AVAILABLE DATA:
[Start of section]

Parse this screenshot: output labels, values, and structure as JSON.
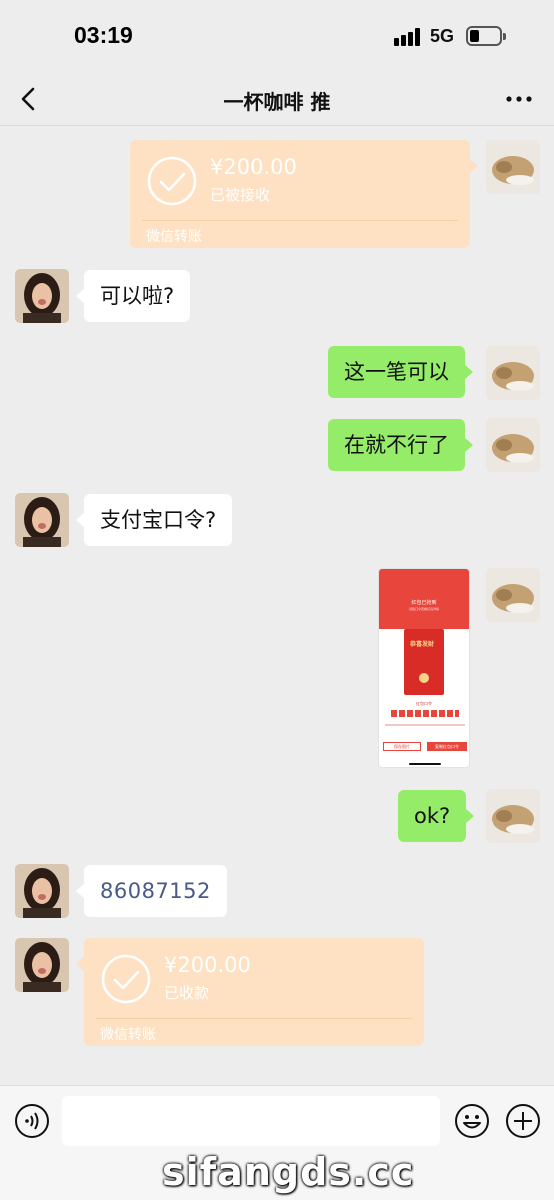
{
  "status_bar": {
    "time": "03:19",
    "network": "5G"
  },
  "nav": {
    "title": "一杯咖啡 推"
  },
  "messages": {
    "transfer_sent": {
      "amount": "¥200.00",
      "status": "已被接收",
      "footer": "微信转账"
    },
    "m1": "可以啦?",
    "m2": "这一笔可以",
    "m3": "在就不行了",
    "m4": "支付宝口令?",
    "m5": "ok?",
    "m6": "86087152",
    "transfer_received": {
      "amount": "¥200.00",
      "status": "已收款",
      "footer": "微信转账"
    }
  },
  "screenshot_thumb": {
    "header": "红包已抢到",
    "subheader": "领取口令查看红包详情",
    "card_text": "恭喜发财",
    "code_label": "红包口令",
    "btn_save": "保存图片",
    "btn_copy": "复制红包口令"
  },
  "watermark": "sifangds.cc",
  "colors": {
    "bg": "#ededed",
    "green_bubble": "#95ec69",
    "transfer": "#fde1c2",
    "number_text": "#4a5a86"
  }
}
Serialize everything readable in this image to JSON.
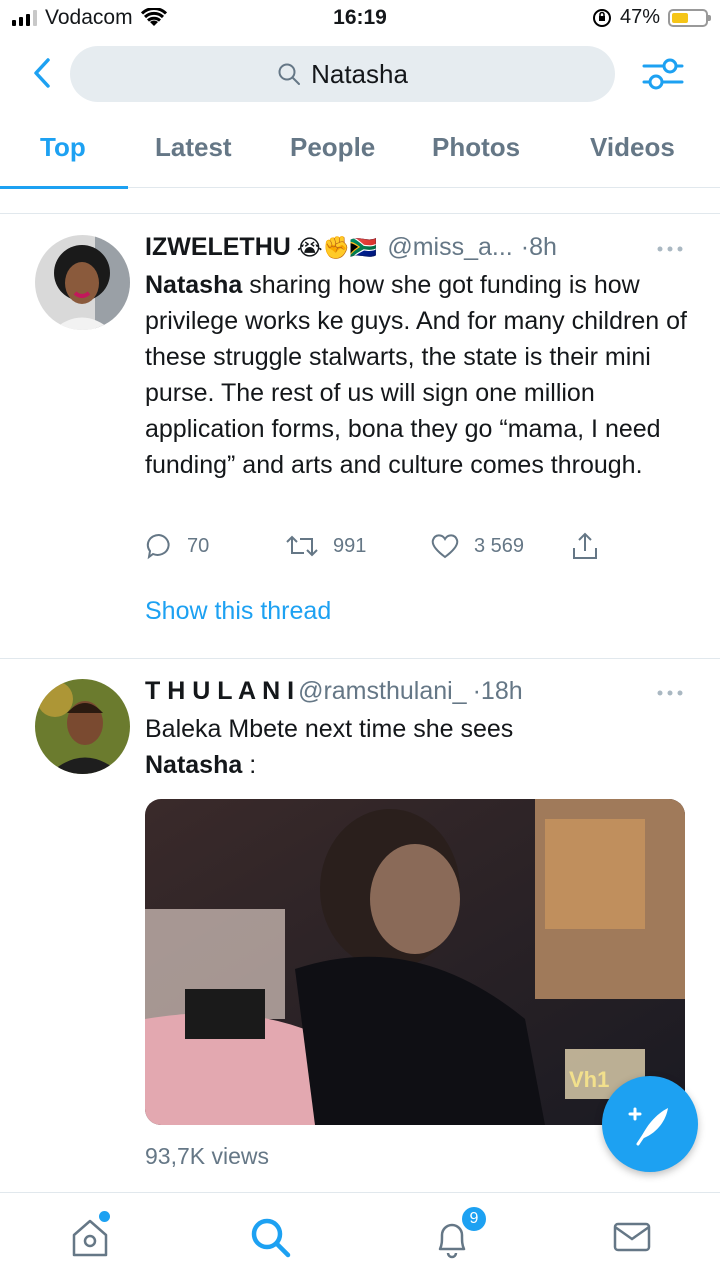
{
  "status_bar": {
    "carrier": "Vodacom",
    "time": "16:19",
    "battery": "47%"
  },
  "search": {
    "query": "Natasha",
    "back_icon": "chevron-left-icon",
    "filter_icon": "sliders-icon"
  },
  "tabs": [
    {
      "label": "Top",
      "active": true
    },
    {
      "label": "Latest",
      "active": false
    },
    {
      "label": "People",
      "active": false
    },
    {
      "label": "Photos",
      "active": false
    },
    {
      "label": "Videos",
      "active": false
    }
  ],
  "tweets": [
    {
      "name": "IZWELETHU",
      "emojis": "😭✊🇿🇦",
      "handle": "@miss_a...",
      "sep": "·",
      "time": "8h",
      "text_bold": "Natasha",
      "text": " sharing how she got funding is how privilege works ke guys. And for many children of these struggle stalwarts, the state is their mini purse. The rest of us will sign one million application forms, bona they go “mama, I need funding” and arts and culture comes through.",
      "replies": "70",
      "retweets": "991",
      "likes": "3 569",
      "show_thread": "Show this thread"
    },
    {
      "name": "T H U L A N I",
      "handle": "@ramsthulani_",
      "sep": "·",
      "time": "18h",
      "text": "Baleka Mbete next time she sees ",
      "text_bold": "Natasha",
      "text_end": " :",
      "media_watermark": "Vh1",
      "views": "93,7K views"
    }
  ],
  "bottom_nav": {
    "notifications_badge": "9",
    "items": [
      "home-icon",
      "search-icon",
      "bell-icon",
      "mail-icon"
    ]
  },
  "colors": {
    "accent": "#1da1f2",
    "muted": "#657786",
    "text": "#14171a"
  }
}
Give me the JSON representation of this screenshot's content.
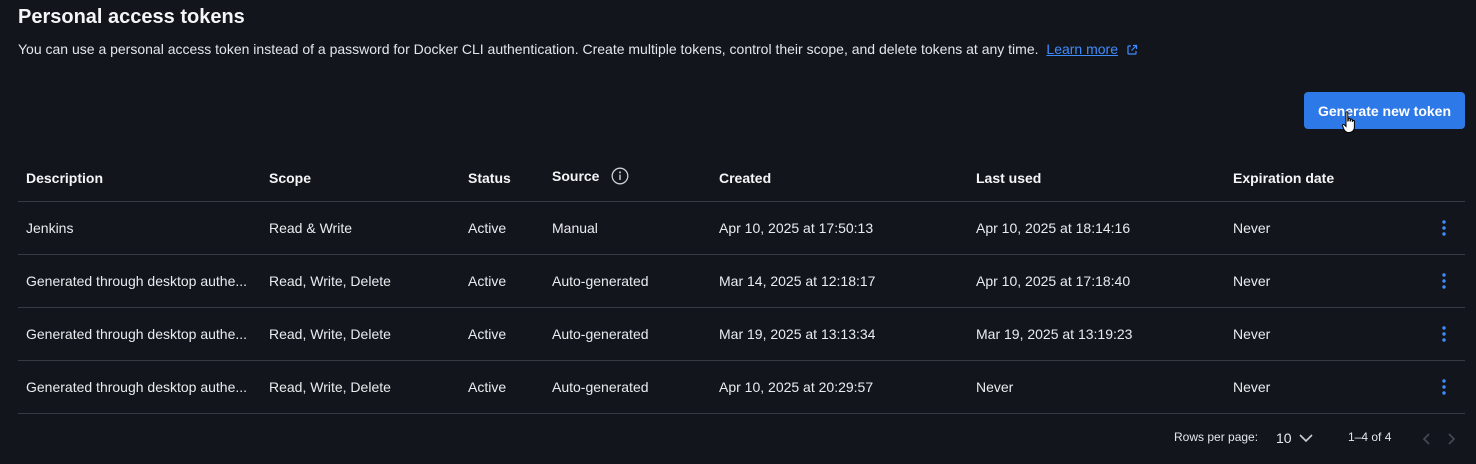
{
  "header": {
    "title": "Personal access tokens",
    "description": "You can use a personal access token instead of a password for Docker CLI authentication. Create multiple tokens, control their scope, and delete tokens at any time.",
    "learn_more": "Learn more"
  },
  "actions": {
    "generate_label": "Generate new token"
  },
  "table": {
    "columns": [
      "Description",
      "Scope",
      "Status",
      "Source",
      "Created",
      "Last used",
      "Expiration date"
    ],
    "rows": [
      {
        "description": "Jenkins",
        "scope": "Read & Write",
        "status": "Active",
        "source": "Manual",
        "created": "Apr 10, 2025 at 17:50:13",
        "last_used": "Apr 10, 2025 at 18:14:16",
        "expiration": "Never"
      },
      {
        "description": "Generated through desktop authe...",
        "scope": "Read, Write, Delete",
        "status": "Active",
        "source": "Auto-generated",
        "created": "Mar 14, 2025 at 12:18:17",
        "last_used": "Apr 10, 2025 at 17:18:40",
        "expiration": "Never"
      },
      {
        "description": "Generated through desktop authe...",
        "scope": "Read, Write, Delete",
        "status": "Active",
        "source": "Auto-generated",
        "created": "Mar 19, 2025 at 13:13:34",
        "last_used": "Mar 19, 2025 at 13:19:23",
        "expiration": "Never"
      },
      {
        "description": "Generated through desktop authe...",
        "scope": "Read, Write, Delete",
        "status": "Active",
        "source": "Auto-generated",
        "created": "Apr 10, 2025 at 20:29:57",
        "last_used": "Never",
        "expiration": "Never"
      }
    ]
  },
  "pagination": {
    "rows_per_page_label": "Rows per page:",
    "rows_per_page_value": "10",
    "range": "1–4 of 4"
  },
  "colors": {
    "background": "#12161c",
    "accent": "#2e79e8",
    "link": "#3f8cff",
    "divider": "#353b44"
  },
  "icons": {
    "external_link": "external-link-icon",
    "info": "info-icon",
    "row_menu": "kebab-menu-icon",
    "dropdown": "chevron-down-icon",
    "prev": "chevron-left-icon",
    "next": "chevron-right-icon"
  }
}
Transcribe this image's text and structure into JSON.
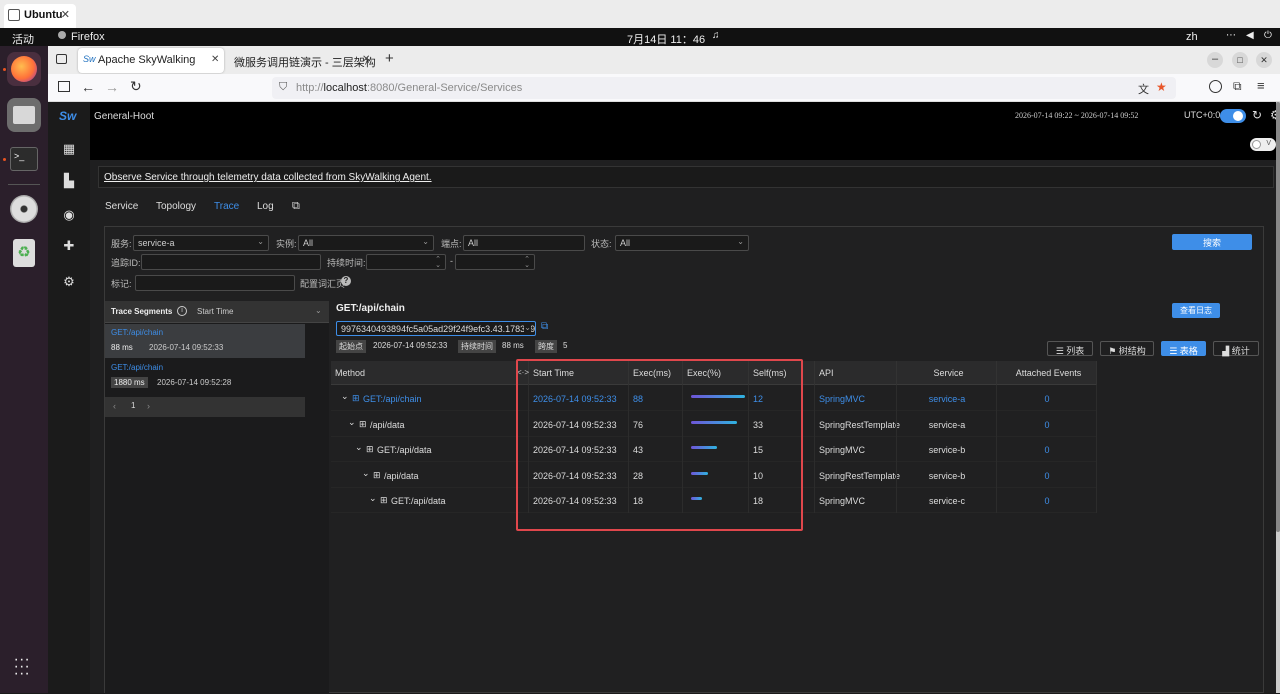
{
  "vm_tab": {
    "label": "Ubuntu",
    "close": "✕"
  },
  "gnome": {
    "activities": "活动",
    "app": "Firefox",
    "clock": "7月14日  11：46",
    "lang": "zh"
  },
  "browser": {
    "tabs": [
      {
        "label": "Apache SkyWalking",
        "close": "✕"
      },
      {
        "label": "微服务调用链演示 - 三层架构",
        "close": "✕"
      }
    ],
    "new_tab": "+",
    "url_prefix": "http://",
    "url_host": "localhost",
    "url_rest": ":8080/General-Service/Services"
  },
  "app": {
    "logo": "Sw",
    "layer": "General-Hoot",
    "time_range": "2026-07-14 09:22 ~ 2026-07-14 09:52",
    "timezone": "UTC+0:0",
    "toggle_label": "V",
    "notice": "Observe Service through telemetry data collected from SkyWalking Agent.",
    "tabs": [
      "Service",
      "Topology",
      "Trace",
      "Log"
    ],
    "active_tab": "Trace"
  },
  "filters": {
    "service_label": "服务:",
    "service_value": "service-a",
    "instance_label": "实例:",
    "instance_value": "All",
    "endpoint_label": "端点:",
    "endpoint_value": "All",
    "status_label": "状态:",
    "status_value": "All",
    "search_button": "搜索",
    "trace_id_label": "追踪ID:",
    "duration_label": "持续时间:",
    "duration_sep": "-",
    "tags_label": "标记:",
    "tags_config": "配置词汇页",
    "help": "?"
  },
  "segments": {
    "title": "Trace Segments",
    "sort": "Start Time",
    "items": [
      {
        "endpoint": "GET:/api/chain",
        "duration": "88 ms",
        "time": "2026-07-14 09:52:33"
      },
      {
        "endpoint": "GET:/api/chain",
        "duration": "1880 ms",
        "time": "2026-07-14 09:52:28"
      }
    ],
    "pager": {
      "prev": "‹",
      "page": "1",
      "next": "›"
    }
  },
  "trace": {
    "title": "GET:/api/chain",
    "trace_id": "9976340493894fc5a05ad29f24f9efc3.43.1783993",
    "view_logs": "查看日志",
    "start_label": "起始点",
    "start_value": "2026-07-14 09:52:33",
    "duration_label": "持续时间",
    "duration_value": "88 ms",
    "span_label": "跨度",
    "span_value": "5",
    "views": [
      "列表",
      "树结构",
      "表格",
      "统计"
    ],
    "active_view": "表格",
    "columns": [
      "Method",
      "Start Time",
      "Exec(ms)",
      "Exec(%)",
      "Self(ms)",
      "API",
      "Service",
      "Attached Events"
    ],
    "resize_handle": "<·>",
    "rows": [
      {
        "method": "GET:/api/chain",
        "start": "2026-07-14 09:52:33",
        "exec": "88",
        "exec_pct": 100,
        "self": "12",
        "api": "SpringMVC",
        "service": "service-a",
        "events": "0",
        "depth": 0,
        "highlight": true
      },
      {
        "method": "/api/data",
        "start": "2026-07-14 09:52:33",
        "exec": "76",
        "exec_pct": 86,
        "self": "33",
        "api": "SpringRestTemplate",
        "service": "service-a",
        "events": "0",
        "depth": 1,
        "highlight": false
      },
      {
        "method": "GET:/api/data",
        "start": "2026-07-14 09:52:33",
        "exec": "43",
        "exec_pct": 49,
        "self": "15",
        "api": "SpringMVC",
        "service": "service-b",
        "events": "0",
        "depth": 2,
        "highlight": false
      },
      {
        "method": "/api/data",
        "start": "2026-07-14 09:52:33",
        "exec": "28",
        "exec_pct": 32,
        "self": "10",
        "api": "SpringRestTemplate",
        "service": "service-b",
        "events": "0",
        "depth": 3,
        "highlight": false
      },
      {
        "method": "GET:/api/data",
        "start": "2026-07-14 09:52:33",
        "exec": "18",
        "exec_pct": 20,
        "self": "18",
        "api": "SpringMVC",
        "service": "service-c",
        "events": "0",
        "depth": 4,
        "highlight": false
      }
    ]
  },
  "colors": {
    "accent": "#3e8ee8",
    "highlight_box": "#e0474c",
    "bar_start": "#6f55d8",
    "bar_end": "#2fb3e0"
  }
}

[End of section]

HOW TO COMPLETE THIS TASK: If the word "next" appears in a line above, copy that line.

EXPECTED ANSWER:
      "text": "Baleka Mbete next time she sees ",
    "next": "chevron-right-icon"
      "next": "›"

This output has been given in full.